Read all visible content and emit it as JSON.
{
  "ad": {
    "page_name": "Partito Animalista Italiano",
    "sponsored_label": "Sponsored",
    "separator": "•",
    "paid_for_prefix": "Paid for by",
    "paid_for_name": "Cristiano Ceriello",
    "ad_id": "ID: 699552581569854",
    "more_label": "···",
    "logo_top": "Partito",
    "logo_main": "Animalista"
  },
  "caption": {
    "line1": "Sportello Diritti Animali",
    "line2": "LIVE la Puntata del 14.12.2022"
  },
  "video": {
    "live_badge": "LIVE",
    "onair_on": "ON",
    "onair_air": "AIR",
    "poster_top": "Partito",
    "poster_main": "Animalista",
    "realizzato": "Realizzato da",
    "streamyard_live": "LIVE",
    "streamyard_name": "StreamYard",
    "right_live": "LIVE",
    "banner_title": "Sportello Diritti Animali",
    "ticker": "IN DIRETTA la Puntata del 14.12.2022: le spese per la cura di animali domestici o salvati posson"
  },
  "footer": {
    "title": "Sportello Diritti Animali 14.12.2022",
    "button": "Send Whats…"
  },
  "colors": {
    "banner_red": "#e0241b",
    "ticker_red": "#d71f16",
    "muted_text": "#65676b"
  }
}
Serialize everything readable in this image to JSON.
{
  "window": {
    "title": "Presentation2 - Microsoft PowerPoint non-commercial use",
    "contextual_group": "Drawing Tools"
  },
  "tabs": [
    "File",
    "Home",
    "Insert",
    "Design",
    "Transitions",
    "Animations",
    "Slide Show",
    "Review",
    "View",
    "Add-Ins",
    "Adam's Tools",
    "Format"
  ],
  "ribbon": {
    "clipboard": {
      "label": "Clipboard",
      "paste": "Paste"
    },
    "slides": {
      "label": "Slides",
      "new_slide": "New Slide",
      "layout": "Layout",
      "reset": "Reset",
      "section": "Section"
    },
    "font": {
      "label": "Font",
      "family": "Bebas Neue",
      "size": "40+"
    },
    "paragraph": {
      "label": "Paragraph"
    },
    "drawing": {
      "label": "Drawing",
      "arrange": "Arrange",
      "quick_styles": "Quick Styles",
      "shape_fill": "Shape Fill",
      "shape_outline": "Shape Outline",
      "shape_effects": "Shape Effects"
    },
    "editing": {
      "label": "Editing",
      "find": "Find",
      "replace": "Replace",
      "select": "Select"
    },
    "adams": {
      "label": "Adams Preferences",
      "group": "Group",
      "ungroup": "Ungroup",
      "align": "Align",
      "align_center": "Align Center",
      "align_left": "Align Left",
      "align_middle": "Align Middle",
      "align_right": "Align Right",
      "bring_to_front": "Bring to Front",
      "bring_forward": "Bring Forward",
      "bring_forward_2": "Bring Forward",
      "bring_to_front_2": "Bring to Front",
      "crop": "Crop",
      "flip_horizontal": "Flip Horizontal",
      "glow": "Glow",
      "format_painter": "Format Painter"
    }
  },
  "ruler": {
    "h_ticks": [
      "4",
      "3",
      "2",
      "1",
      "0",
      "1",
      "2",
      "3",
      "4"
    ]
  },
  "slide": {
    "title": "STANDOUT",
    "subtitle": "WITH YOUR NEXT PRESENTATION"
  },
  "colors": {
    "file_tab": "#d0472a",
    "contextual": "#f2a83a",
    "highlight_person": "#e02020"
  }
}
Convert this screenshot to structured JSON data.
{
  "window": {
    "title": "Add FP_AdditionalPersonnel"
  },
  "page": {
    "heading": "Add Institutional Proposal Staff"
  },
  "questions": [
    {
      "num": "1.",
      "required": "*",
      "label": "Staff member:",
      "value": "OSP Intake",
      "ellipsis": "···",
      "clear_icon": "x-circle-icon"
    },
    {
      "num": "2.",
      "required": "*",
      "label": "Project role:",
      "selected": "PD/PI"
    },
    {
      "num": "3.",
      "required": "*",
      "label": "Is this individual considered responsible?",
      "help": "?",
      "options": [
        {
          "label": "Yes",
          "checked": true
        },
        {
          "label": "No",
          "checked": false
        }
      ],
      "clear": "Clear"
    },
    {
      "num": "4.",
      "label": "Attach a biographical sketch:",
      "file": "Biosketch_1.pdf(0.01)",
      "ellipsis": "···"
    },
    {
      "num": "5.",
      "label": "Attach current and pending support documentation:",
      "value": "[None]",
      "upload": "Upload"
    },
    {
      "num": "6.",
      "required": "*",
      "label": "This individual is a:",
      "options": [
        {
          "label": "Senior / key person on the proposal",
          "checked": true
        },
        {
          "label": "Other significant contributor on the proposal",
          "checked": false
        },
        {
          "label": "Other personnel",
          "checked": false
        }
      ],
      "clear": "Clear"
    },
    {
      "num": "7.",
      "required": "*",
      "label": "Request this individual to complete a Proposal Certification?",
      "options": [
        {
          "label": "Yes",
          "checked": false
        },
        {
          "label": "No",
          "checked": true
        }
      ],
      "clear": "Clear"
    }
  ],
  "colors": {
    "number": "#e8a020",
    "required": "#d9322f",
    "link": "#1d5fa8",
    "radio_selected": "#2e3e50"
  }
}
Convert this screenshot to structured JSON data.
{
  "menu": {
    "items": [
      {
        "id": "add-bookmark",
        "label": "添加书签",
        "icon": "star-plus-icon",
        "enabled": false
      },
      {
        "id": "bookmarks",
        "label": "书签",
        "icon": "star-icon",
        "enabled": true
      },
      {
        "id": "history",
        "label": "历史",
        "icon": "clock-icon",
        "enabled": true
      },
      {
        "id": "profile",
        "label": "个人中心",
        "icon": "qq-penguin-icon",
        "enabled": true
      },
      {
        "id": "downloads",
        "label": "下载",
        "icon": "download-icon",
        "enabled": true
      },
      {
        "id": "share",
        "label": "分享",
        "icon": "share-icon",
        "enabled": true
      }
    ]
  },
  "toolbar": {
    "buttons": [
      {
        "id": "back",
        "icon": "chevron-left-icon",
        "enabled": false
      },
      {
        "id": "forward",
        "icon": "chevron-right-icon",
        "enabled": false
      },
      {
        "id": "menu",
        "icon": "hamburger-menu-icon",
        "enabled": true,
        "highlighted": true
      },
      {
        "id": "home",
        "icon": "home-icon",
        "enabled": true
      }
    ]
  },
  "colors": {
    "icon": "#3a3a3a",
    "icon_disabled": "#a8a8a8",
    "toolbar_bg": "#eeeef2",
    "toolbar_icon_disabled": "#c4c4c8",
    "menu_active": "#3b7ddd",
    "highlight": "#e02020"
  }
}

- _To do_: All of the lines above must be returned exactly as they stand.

- _Expected answer_:
Read all visible content and emit it as JSON.
{
  "ad": {
    "page_name": "Partito Animalista Italiano",
    "sponsored_label": "Sponsored",
    "separator": "•",
    "paid_for_prefix": "Paid for by",
    "paid_for_name": "Cristiano Ceriello",
    "ad_id": "ID: 699552581569854",
    "more_label": "···",
    "logo_top": "Partito",
    "logo_main": "Animalista"
  },
  "caption": {
    "line1": "Sportello Diritti Animali",
    "line2": "LIVE la Puntata del 14.12.2022"
  },
  "video": {
    "live_badge": "LIVE",
    "onair_on": "ON",
    "onair_air": "AIR",
    "poster_top": "Partito",
    "poster_main": "Animalista",
    "realizzato": "Realizzato da",
    "streamyard_live": "LIVE",
    "streamyard_name": "StreamYard",
    "right_live": "LIVE",
    "banner_title": "Sportello Diritti Animali",
    "ticker": "IN DIRETTA la Puntata del 14.12.2022: le spese per la cura di animali domestici o salvati posson"
  },
  "footer": {
    "title": "Sportello Diritti Animali 14.12.2022",
    "button": "Send Whats…"
  },
  "colors": {
    "banner_red": "#e0241b",
    "ticker_red": "#d71f16",
    "muted_text": "#65676b"
  }
}
Serialize everything readable in this image to JSON.
{
  "window": {
    "title": "Presentation2 - Microsoft PowerPoint non-commercial use",
    "contextual_group": "Drawing Tools"
  },
  "tabs": [
    "File",
    "Home",
    "Insert",
    "Design",
    "Transitions",
    "Animations",
    "Slide Show",
    "Review",
    "View",
    "Add-Ins",
    "Adam's Tools",
    "Format"
  ],
  "ribbon": {
    "clipboard": {
      "label": "Clipboard",
      "paste": "Paste"
    },
    "slides": {
      "label": "Slides",
      "new_slide": "New Slide",
      "layout": "Layout",
      "reset": "Reset",
      "section": "Section"
    },
    "font": {
      "label": "Font",
      "family": "Bebas Neue",
      "size": "40+"
    },
    "paragraph": {
      "label": "Paragraph"
    },
    "drawing": {
      "label": "Drawing",
      "arrange": "Arrange",
      "quick_styles": "Quick Styles",
      "shape_fill": "Shape Fill",
      "shape_outline": "Shape Outline",
      "shape_effects": "Shape Effects"
    },
    "editing": {
      "label": "Editing",
      "find": "Find",
      "replace": "Replace",
      "select": "Select"
    },
    "adams": {
      "label": "Adams Preferences",
      "group": "Group",
      "ungroup": "Ungroup",
      "align": "Align",
      "align_center": "Align Center",
      "align_left": "Align Left",
      "align_middle": "Align Middle",
      "align_right": "Align Right",
      "bring_to_front": "Bring to Front",
      "bring_forward": "Bring Forward",
      "bring_forward_2": "Bring Forward",
      "bring_to_front_2": "Bring to Front",
      "crop": "Crop",
      "flip_horizontal": "Flip Horizontal",
      "glow": "Glow",
      "format_painter": "Format Painter"
    }
  },
  "ruler": {
    "h_ticks": [
      "4",
      "3",
      "2",
      "1",
      "0",
      "1",
      "2",
      "3",
      "4"
    ]
  },
  "slide": {
    "title": "STANDOUT",
    "subtitle": "WITH YOUR NEXT PRESENTATION"
  },
  "colors": {
    "file_tab": "#d0472a",
    "contextual": "#f2a83a",
    "highlight_person": "#e02020"
  }
}
Convert this screenshot to structured JSON data.
{
  "window": {
    "title": "Add FP_AdditionalPersonnel"
  },
  "page": {
    "heading": "Add Institutional Proposal Staff"
  },
  "questions": [
    {
      "num": "1.",
      "required": "*",
      "label": "Staff member:",
      "value": "OSP Intake",
      "ellipsis": "···",
      "clear_icon": "x-circle-icon"
    },
    {
      "num": "2.",
      "required": "*",
      "label": "Project role:",
      "selected": "PD/PI"
    },
    {
      "num": "3.",
      "required": "*",
      "label": "Is this individual considered responsible?",
      "help": "?",
      "options": [
        {
          "label": "Yes",
          "checked": true
        },
        {
          "label": "No",
          "checked": false
        }
      ],
      "clear": "Clear"
    },
    {
      "num": "4.",
      "label": "Attach a biographical sketch:",
      "file": "Biosketch_1.pdf(0.01)",
      "ellipsis": "···"
    },
    {
      "num": "5.",
      "label": "Attach current and pending support documentation:",
      "value": "[None]",
      "upload": "Upload"
    },
    {
      "num": "6.",
      "required": "*",
      "label": "This individual is a:",
      "options": [
        {
          "label": "Senior / key person on the proposal",
          "checked": true
        },
        {
          "label": "Other significant contributor on the proposal",
          "checked": false
        },
        {
          "label": "Other personnel",
          "checked": false
        }
      ],
      "clear": "Clear"
    },
    {
      "num": "7.",
      "required": "*",
      "label": "Request this individual to complete a Proposal Certification?",
      "options": [
        {
          "label": "Yes",
          "checked": false
        },
        {
          "label": "No",
          "checked": true
        }
      ],
      "clear": "Clear"
    }
  ],
  "colors": {
    "number": "#e8a020",
    "required": "#d9322f",
    "link": "#1d5fa8",
    "radio_selected": "#2e3e50"
  }
}
Convert this screenshot to structured JSON data.
{
  "menu": {
    "items": [
      {
        "id": "add-bookmark",
        "label": "添加书签",
        "icon": "star-plus-icon",
        "enabled": false
      },
      {
        "id": "bookmarks",
        "label": "书签",
        "icon": "star-icon",
        "enabled": true
      },
      {
        "id": "history",
        "label": "历史",
        "icon": "clock-icon",
        "enabled": true
      },
      {
        "id": "profile",
        "label": "个人中心",
        "icon": "qq-penguin-icon",
        "enabled": true
      },
      {
        "id": "downloads",
        "label": "下载",
        "icon": "download-icon",
        "enabled": true
      },
      {
        "id": "share",
        "label": "分享",
        "icon": "share-icon",
        "enabled": true
      }
    ]
  },
  "toolbar": {
    "buttons": [
      {
        "id": "back",
        "icon": "chevron-left-icon",
        "enabled": false
      },
      {
        "id": "forward",
        "icon": "chevron-right-icon",
        "enabled": false
      },
      {
        "id": "menu",
        "icon": "hamburger-menu-icon",
        "enabled": true,
        "highlighted": true
      },
      {
        "id": "home",
        "icon": "home-icon",
        "enabled": true
      }
    ]
  },
  "colors": {
    "icon": "#3a3a3a",
    "icon_disabled": "#a8a8a8",
    "toolbar_bg": "#eeeef2",
    "toolbar_icon_disabled": "#c4c4c8",
    "menu_active": "#3b7ddd",
    "highlight": "#e02020"
  }
}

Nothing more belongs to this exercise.